In a recently conducted study researchers from the University of Florida discovered an inexpensive way to screen for Alzheimer’s that is also non-invasive.

The release from the study indicated, “The ability to smell is associated with the first cranial nerve and is often one of the first things to be affected in cognitive decline.” In Alzheimer’s patients it has been discovered that the left nostril is significantly more weakened than the right.

The participants in the study were asked to smell a tablespoon of peanut butter at various distances with one nostril capped. Researchers were interested in learning at which distance the participants could no longer detect the smell of the peanut butter. In Alzheimer’s patients, sense of smell in the left nostril was compromised; the average distance of scent detection had a range of 10 centimeters less than the right nostril. It was discovered that even among the participants who suffered from other types of cognitive decline, like dementia, only Alzheimer’s patients demonstrated the nostril difference.

Why was peanut butter used? It’s known as a “pure odorant”. When we smell, we incorporate two very distinct sensations: the olfactory sense and the trigeminal sense. The olfactory sense is pure smell and the trigeminal sense is more of a physical burning, singing sense. Peanut butter does not have a trigeminal element - it’s solely olfactory, which makes it the ideal candidate for the test. The link to Alzheimer’s deals specifically with the olfactory sense.

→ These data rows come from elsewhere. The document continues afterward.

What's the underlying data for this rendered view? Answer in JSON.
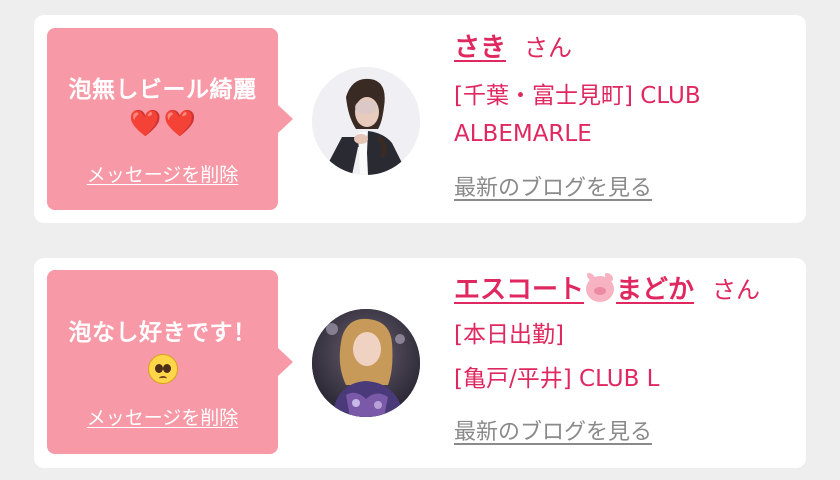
{
  "messages": [
    {
      "message": "泡無しビール綺麗",
      "emoji": [
        "❤️",
        "❤️"
      ],
      "emoji_icon": "heart-icon",
      "delete_label": "メッセージを削除",
      "name": "さき",
      "honorific": "さん",
      "info_line1": "[千葉・富士見町] CLUB",
      "info_line2": "ALBEMARLE",
      "blog_label": "最新のブログを見る"
    },
    {
      "message": "泡なし好きです！",
      "emoji_icon": "pleading-face-icon",
      "delete_label": "メッセージを削除",
      "name_part1": "エスコート",
      "name_icon": "pig-face-icon",
      "name_part2": "まどか",
      "honorific": "さん",
      "info_line1": "[本日出勤]",
      "info_line2": "[亀戸/平井] CLUB L",
      "blog_label": "最新のブログを見る"
    }
  ],
  "colors": {
    "bubble": "#f799a6",
    "accent_text": "#e02860",
    "link_gray": "#8a8a8a",
    "background": "#eeeeee"
  }
}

Could this be an efficient early warning system in Alzheimer’s testing? Currently, the condition is not so simple to detect and relies heavily on expensive neurological examination and mental health evaluations. The peanut butter test seems like a viable alternative, but only time will tell if it becomes accepted in the medical community.